C.G’s doctor and I got back to the hospital almost an hour later than our agreed meeting time as it had taken me quite a while to find appropriate mourning clothes.
I had finally found four black kitenge deras, a heavy shawl for the cold nights, and a pair of dark shades; not just to hide my puffy eyes, but also so that I did not have to look people straight in the eye and could mentally escape from my surroundings without anyone being able to tell that I was a thousand miles away.
“You guys certainly took your time,” Chris muttered irritably when we finally arrived.
“I didn’t find anything to wear; so, I had to go buy stuff,” I explained.
“Women!” he shook his head. “Well, we’re pretty much set to go. The bills are cleared, and the funeral van has been waiting for the past hour. My cousin has come to pick us up; so, he’ll drive you, your sister and I, and the van will follow,” he then turned pointedly to the doctor. “Everyone else will follow the van.”
“Actually, I’ve got a few things to handle here first; so, I’ll join you later at the house if you can send me the directions,” he answered quickly.
Ever since we had left my place, there had been an uncomfortable tension between us, which we had attempted to cover up by trying too hard to act normal. I knew it was this that he was trying to escape from and I wanted him to know that I understood and felt the same. So, I held out my hand to him.
“Thank you for everything; we’ll send the directions,” I promised.
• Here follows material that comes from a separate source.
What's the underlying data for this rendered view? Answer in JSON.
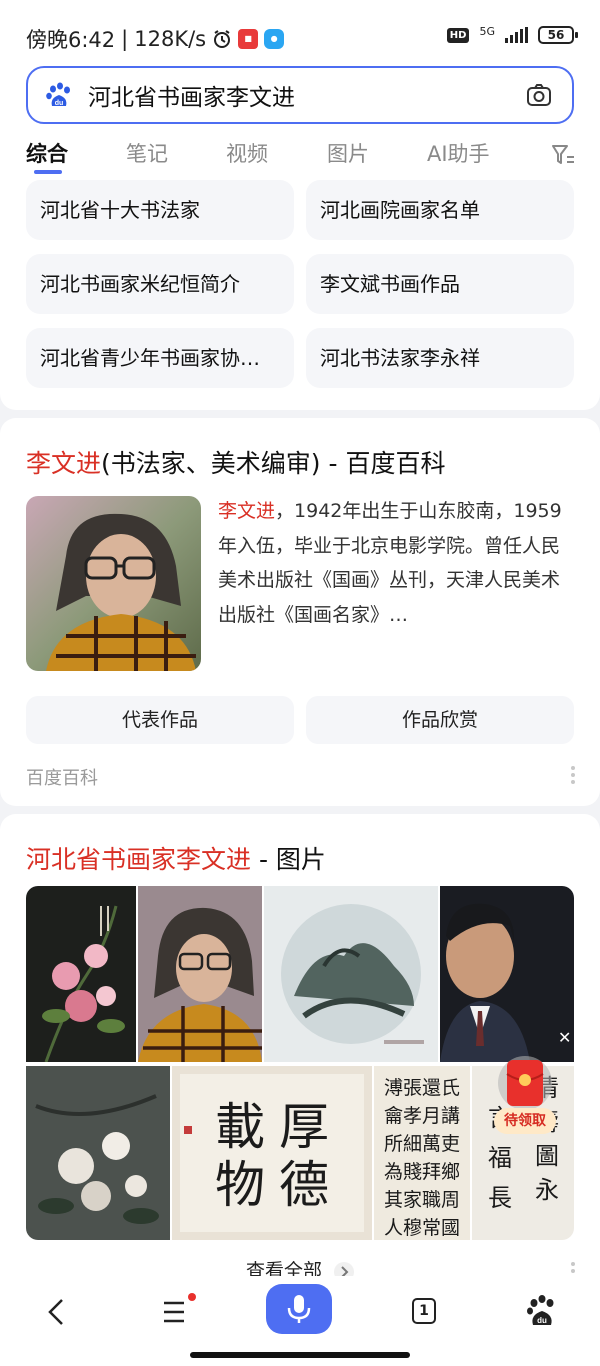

“Please do,” he nodded, briefly accepting my proffered hand and then quickly taking his leave.
I don’t remember much about the drive to Chris’ home, other than that I spent most of it staring vacantly out the window, wondering at how the rest of the world could go on like nothing had happened, while I led my son to the first of my last two nights with him.
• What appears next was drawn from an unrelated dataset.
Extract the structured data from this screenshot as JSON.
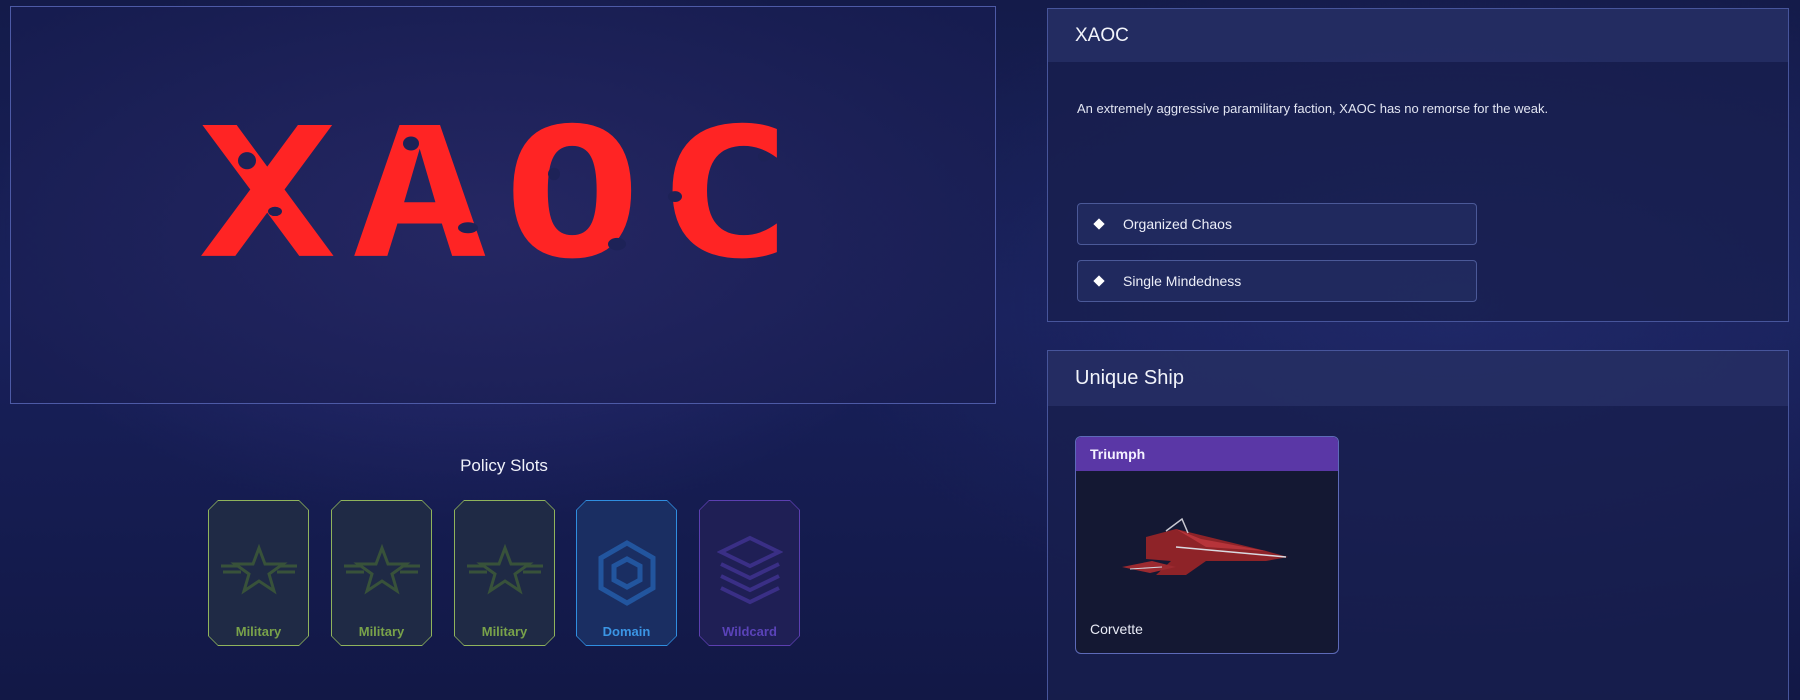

Upon our arrival, a loud simultaneous wailing erupted, like our arrival was some sort of cue for the mourning to begin. In disgust, I mentally switched off, for those wailing the loudest were old female relatives of Chris that in all likelihood had never even met C.G.
The car had barely stopped before it was surrounded by the press, jostling amongst themselves, each trying to get the best shot of the bereaved parents arriving at the house.
Thankfully, this lot was quickly shoved aside by burly members of the ‘organising committee’ who cleared us a path and ushered us into the living room where we stood waiting for the pallbearers to bring in the coffin.
I remained stoic and dry-eyed until they brought the casket in, and then once again my tears began to flow, seeping round the rims of the sunglasses I was wearing.
My sister had done a wonderful job in choosing the coffin; it was white with gold trimmings, and I remember thinking it was a fitting bed for my angel. Ever the professionals, the pallbearers somberly set it up on a stand, and then invited me to come and view the body.
As they lifted the lid, I collapsed into my sister’s arms, for although the body had been treated, the firm imprint of death was obvious on my son.
His tiny frame looked somewhat swollen – one had to know him as intimately as I did to notice – his skin was ashy-pale, and when I reached out my hand to touch him, his skin was cold and spongy.
Overcome with grief, I pulled away from my sister’s arms to lean over C.G, and once again, this was a moment the press had been looking out for, because their cameras instantly started clicking furiously.
Part of me wanted to scream at them and ask what was wrong with them. What kind of sick human being thrived on a mother’s pain, and did they have to be so oblivious about it? Did they have no shame?
But I was drowning too deep in my grief to be able to, and instead allowed my sister to lead me away to a couch that appeared to have been reserved for us.